Consultant & Head, Department of Pediatrics Jaber Al-Ahmed Armed Forces Hospital, Kuwait
What is an Electroencephalogram (EEG)?
An Electroencephalogram, also called an EEG, is a record of the electrical activity of the brain. The brain cells, called neurons, communicate with one another by the generation of small electrical discharges. These electrical impulses are recorded by placing leads on different parts of the head, and plotting the waves on paper. It is a diagnostic procedure to detect any abnormality of function or disorder of the brain.
How to prepare for an EEG?
No special preparation is necessary except that the hair has to be cleaned or shampooed. The hair should be dry and no oil or dye should be applied on the day of the test.
What happens during the EEG?
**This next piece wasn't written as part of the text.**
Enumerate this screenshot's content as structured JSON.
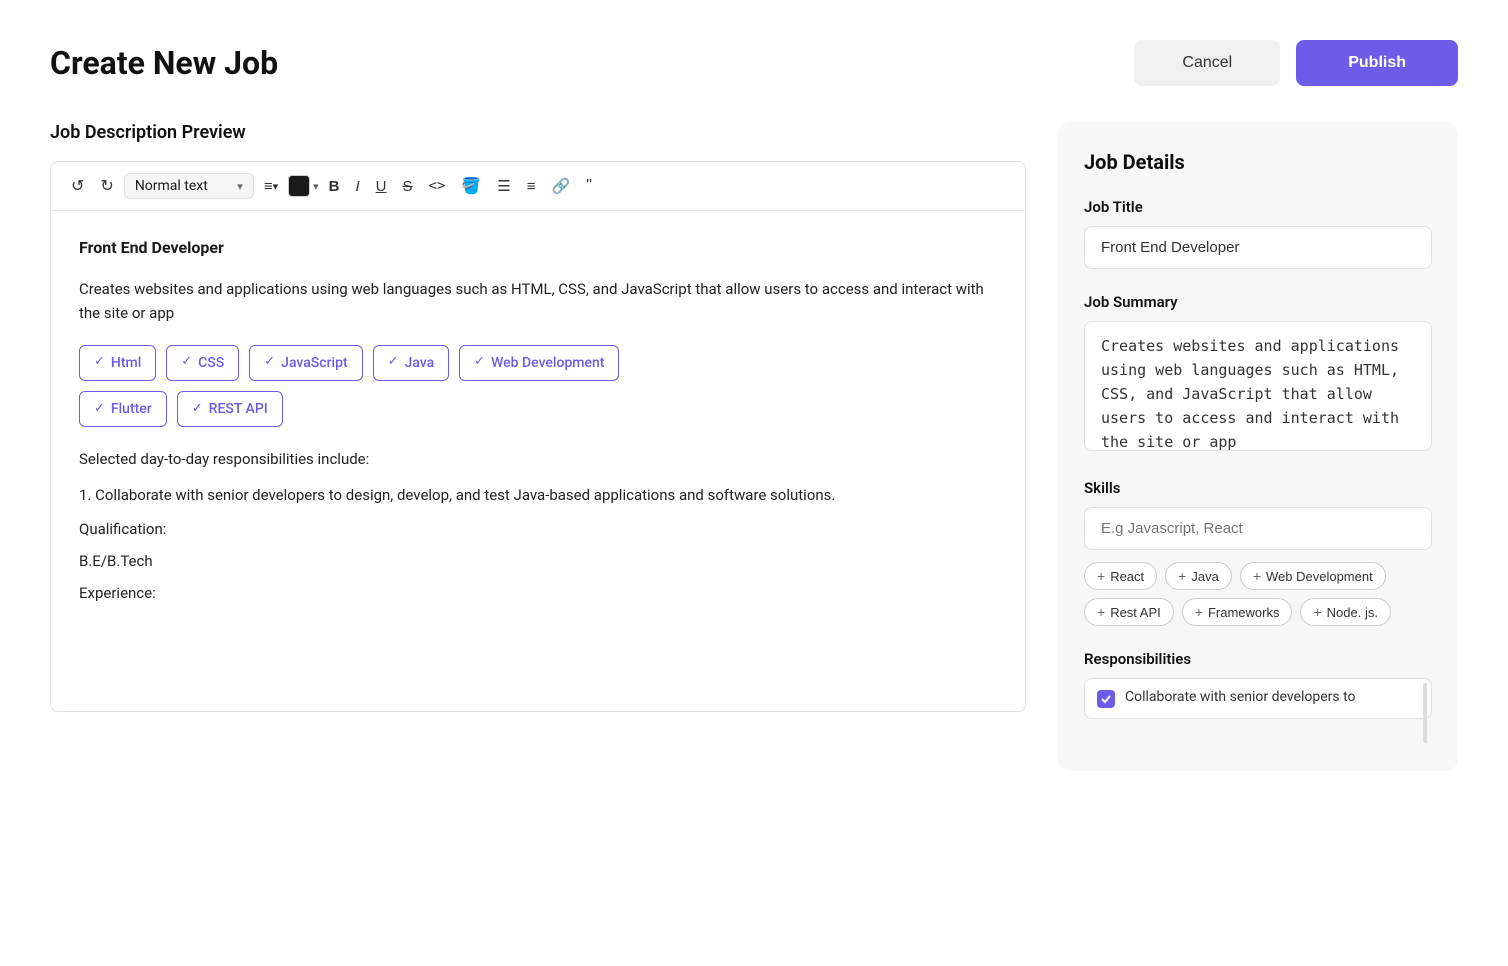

It is a painless procedure in which small flat metal disks are attached to the scalp. Sometimes small wires may also be placed through the nose to the back of the throat. The disks have electrodes, which are connected to a machine that records the electrical impulses of the brain and gives a tracing on paper. Any abnormalities of the brain’s electrical activity can be diagnosed easily by reading the paper tracing. The test usually takes an hour. Small children may require medicine to put them to sleep for the test.
Why is it done?
It helps to diagnose and assess brain disorders. It is useful in the diagnosis of brain tumours, epilepsy, sleep disorders, and some metabolic abnormalities. It is one of the investigations for certifying brain death.
Are there any limitations of this procedure?
There are no obvious risks. It does not measure the intelligence or read the mind. Sometimes the EEG may not show any abnormality in the early stages of a problem.